Obama Falls Into a U.N. Trap
Russia outsmarts the U.S. on Syria. How about a coalition of the willing?
Remember when the United Nations was going to be the new global venue for "collective security"? The place where the Obama Administration's faith in diplomacy and willingness to lead from behind would pay off in world solidarity against dictators and thugs?
So much for that. On Saturday, Russia and China vetoed a U.S.-backed Security Council resolution supporting an Arab League plan to ease Syria's Bashar Assad from power.
U.S. Ambassador to the United Nations Susan Rice now says she's "disgusted." Secretary of State Hillary Clinton called the veto "a travesty" and struck a note of unilateralism that would make Dick Cheney proud: "Faced with a neutered Security Council, we have to redouble our efforts outside of the United Nations with those allies and partners who support the Syrian people's right to have a better future." She added that "Assad must go."
Coalition of the willing, anyone?
The surprise is that the U.S. should be so surprised. Moscow had been signaling for weeks that it would protect its client in Damascus even as Mr. Assad added to his death toll, now at more than 5,000. Foreign Minister Sergei Lavrov has defended Russian arms sales to Syria and ruled out any new U.N. moves. This week he plans a solo "peace mission" to Damascus that looks like a transparent attempt to buy Mr. Assad more time for killing.
This is what happens when a U.S. Administration sees the world as it would like it to be, not the way it is. The White House apparently believed its own spin that last year's Libyan operation signaled a brave new multilateral era. But Russia abstained on that U.N. resolution, and strongman Vladimir Putin raged that he had been duped when NATO used the resolution to claim the authority to oust Moammar Gadhafi. The Libyan mission succeeded after much needless delay only because the U.S. military provided most of the firepower behind a NATO and Arab facade.
Russia doesn't count for much anymore in world affairs, but it does retain its U.N. veto.
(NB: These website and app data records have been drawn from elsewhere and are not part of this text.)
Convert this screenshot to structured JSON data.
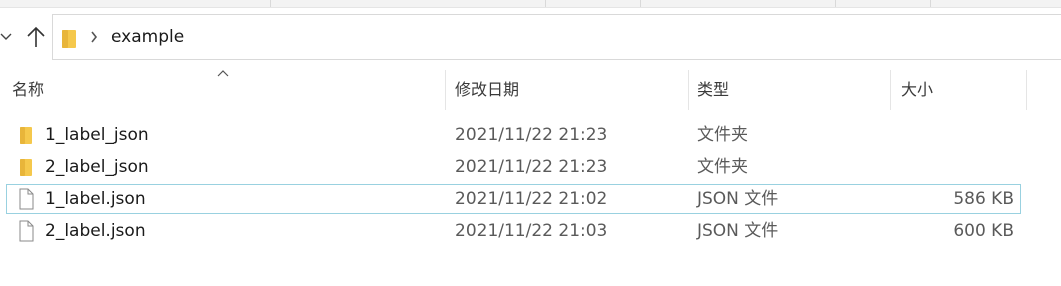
{
  "window": {
    "address": {
      "path": "example"
    }
  },
  "columns": {
    "name": "名称",
    "date": "修改日期",
    "type": "类型",
    "size": "大小"
  },
  "files": [
    {
      "name": "1_label_json",
      "date": "2021/11/22 21:23",
      "type": "文件夹",
      "size": "",
      "icon": "folder-icon"
    },
    {
      "name": "2_label_json",
      "date": "2021/11/22 21:23",
      "type": "文件夹",
      "size": "",
      "icon": "folder-icon"
    },
    {
      "name": "1_label.json",
      "date": "2021/11/22 21:02",
      "type": "JSON 文件",
      "size": "586 KB",
      "icon": "file-icon"
    },
    {
      "name": "2_label.json",
      "date": "2021/11/22 21:03",
      "type": "JSON 文件",
      "size": "600 KB",
      "icon": "file-icon"
    }
  ],
  "colors": {
    "folder": "#f5c84c",
    "focus_border": "#99d1e0",
    "divider": "#e5e5e5"
  }
}
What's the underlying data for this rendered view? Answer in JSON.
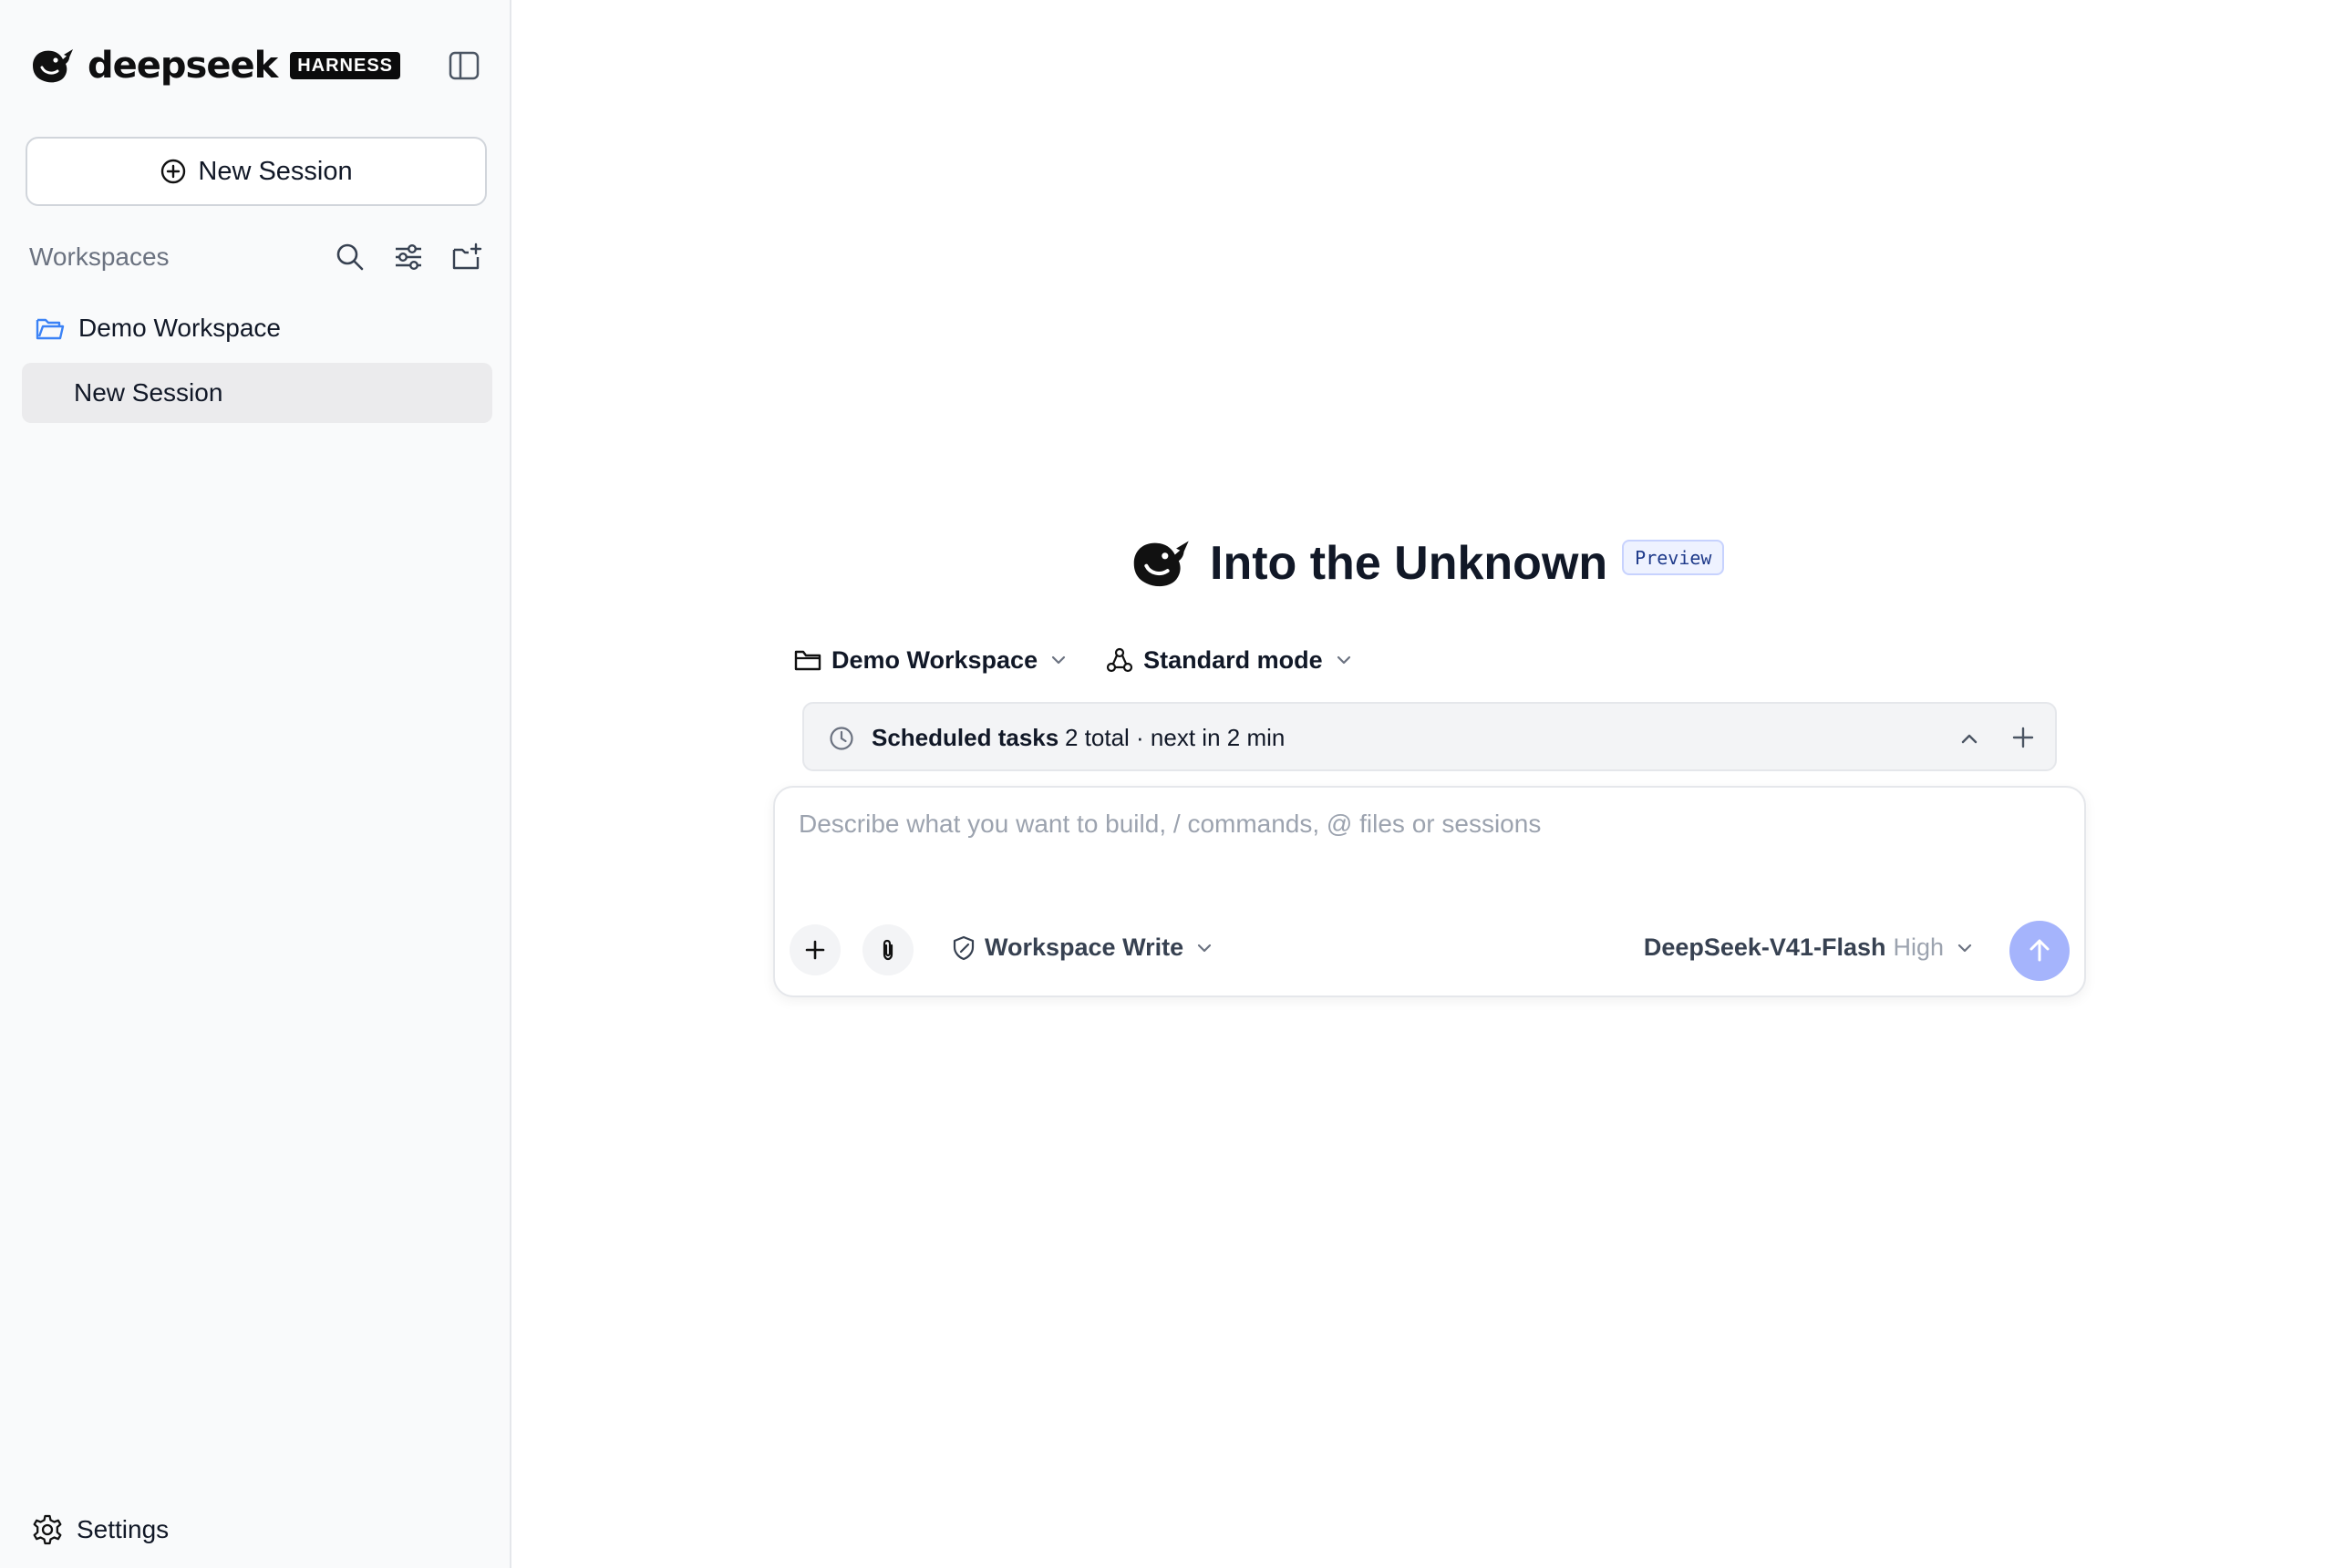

Mr. Putin has his own domestic upheavals to consider as he seeks to become president again, and he isn't about to set a precedent for U.N. intervention against a bloody-minded ally. Ditto for the Chinese. The American folly is in giving the U.N. any ability to stop an anti-Assad coalition that includes the Turks, all of non-Russian Europe, the U.S. and the Arab world.
Having been humiliated by the Russians, the U.S. could now try a Plan B. One precedent is Kosovo in the 1990s, another case where the Russians tried to block the world from acting. President Clinton ignored the Security Council and led a coalition to stop Slobodan Milosevic's genocide against the Kosovar Albanians.
In Syria today, the Turks, Arabs, Europeans and Americans can arm and fund the opposition on their own and unite to tighten sanctions around Mr. Assad and his cronies. A no-fly zone above Syria also shouldn't be ruled out, especially when the Assad government is doing in Homs and elsewhere what Gadhafi would have done in Benghazi if NATO hadn't intervened.
Americans are preoccupied by domestic issues, but Syria is a good test of President Obama's foreign policy. He has put the credibility of his office on the line by declaring that Syria's tyrant must leave. With each week of Mr. Assad's brutality, the cost in lives and the odds of civil war will continue to rise unless Mr. Obama does more than bow before the false moral authority of the U.N.